If it seems to you advanced ag technology is invading farm fields across America, you should see Silicon Valley. Investors have poured more than $10 billion into agtech inventions since 2014, according to AgFunder, an online marketplace tracking the sector.

One thing that has become increasingly clear to many investors:  farmers are key to the process.

“We’re on the cusp of the next agricultural revolution, and this one is going to be digital as well as biological,” says Louisa Burwood-Taylor, AgFunder’s head of media and research. Just as the first relatively simple cell phones hit the market in the 1990s, touching off a race to innovation and fast adoption just a few years later, the same is happening in agtech, she says. “We’re just at the beginning.”

Of the $3.2 billion invested in 2016, the largest portion, 40%, went toward developing new food-service and e-commerce technologies, such as services that deliver fresh groceries and link consumers to food production, according to AgFunder. FreshDirect is one example. The second-largest chunk of investment, 22%, went toward coming up with new biotechnology tools, such as a new microbial seed coating for cotton. Indigo Agriculture is an example in this category. The third-largest portion of investment, at 11%, went toward farm-management software, according to AgFunder. FarmersEdge is an example in this group.

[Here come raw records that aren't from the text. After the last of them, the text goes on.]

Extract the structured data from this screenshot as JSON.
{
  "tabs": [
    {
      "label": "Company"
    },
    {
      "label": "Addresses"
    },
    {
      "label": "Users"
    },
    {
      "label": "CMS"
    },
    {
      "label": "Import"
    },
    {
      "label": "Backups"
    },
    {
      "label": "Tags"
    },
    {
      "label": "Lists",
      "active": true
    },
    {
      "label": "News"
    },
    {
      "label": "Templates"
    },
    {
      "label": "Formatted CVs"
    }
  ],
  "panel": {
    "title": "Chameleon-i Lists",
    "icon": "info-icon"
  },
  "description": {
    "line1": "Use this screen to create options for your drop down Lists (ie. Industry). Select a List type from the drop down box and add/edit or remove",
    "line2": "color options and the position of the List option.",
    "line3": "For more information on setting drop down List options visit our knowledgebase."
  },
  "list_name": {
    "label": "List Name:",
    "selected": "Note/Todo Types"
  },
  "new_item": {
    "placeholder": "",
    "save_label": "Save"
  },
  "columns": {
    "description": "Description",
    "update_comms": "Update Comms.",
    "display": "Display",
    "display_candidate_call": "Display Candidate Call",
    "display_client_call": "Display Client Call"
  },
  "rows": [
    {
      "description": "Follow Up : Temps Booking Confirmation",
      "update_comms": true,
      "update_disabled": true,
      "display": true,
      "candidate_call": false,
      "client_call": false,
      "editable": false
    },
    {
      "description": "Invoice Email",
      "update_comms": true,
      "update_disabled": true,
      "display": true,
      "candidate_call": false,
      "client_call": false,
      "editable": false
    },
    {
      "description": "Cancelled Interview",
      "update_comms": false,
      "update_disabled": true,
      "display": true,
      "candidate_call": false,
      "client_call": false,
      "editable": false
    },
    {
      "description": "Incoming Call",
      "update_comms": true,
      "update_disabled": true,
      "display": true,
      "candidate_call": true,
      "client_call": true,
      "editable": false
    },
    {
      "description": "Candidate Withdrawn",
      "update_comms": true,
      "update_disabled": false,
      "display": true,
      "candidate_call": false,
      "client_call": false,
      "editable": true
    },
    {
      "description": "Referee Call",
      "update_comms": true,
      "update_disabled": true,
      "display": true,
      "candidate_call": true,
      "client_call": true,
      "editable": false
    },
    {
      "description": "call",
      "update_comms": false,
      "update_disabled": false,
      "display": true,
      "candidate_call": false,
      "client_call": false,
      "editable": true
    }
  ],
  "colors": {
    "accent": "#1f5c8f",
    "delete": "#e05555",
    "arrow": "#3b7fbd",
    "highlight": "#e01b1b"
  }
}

More than 300 start-up companies and investors gathered in Silicon Valley recently to showcase their inventions and look for opportunities.  Some (but not all!) of the new agtech creating buzz: 

  • FarmDog: An online tool that uses independent data to illustrate your (and your neighbors’) pest and disease management
  • Benson Hill Biosystems: A ‘computational breeding’ platform that promises to breed new seed traits in half the time it typically takes
  • Blue River Technology: Which has a robotic sprayer that recognizes and reacts to the needs of individual plants 

One prominent theme of the conference was farmers. While Silicon Valley has plenty of data scientists, these start-ups are often short on real farmers to ground-truth the new technologies, says Kirk Haney, CEO of a new agtech acceleration fund called Radicle, whose major backers include Bayer CropScienceDuPont Pioneer and the agtech venture fund Finistere. That can be an obstacle when investors are accustomed to high-tech inventions going from drawing board to customer hands – and profitable mass adoption -- in a year or less, he says.

“Investors have two enemies: time and money,” Haney says. “But once you involve venture capital, your enemy is time.”

 

Farmers interested in serving on user groups or otherwise volunteering to test new technologies – or who want to show off their own inventions -- can visit Radicle’s website at http://radicle.vc and click on Contact. After all, says Haney, “You have to have dirt under your fingernails to know farming.”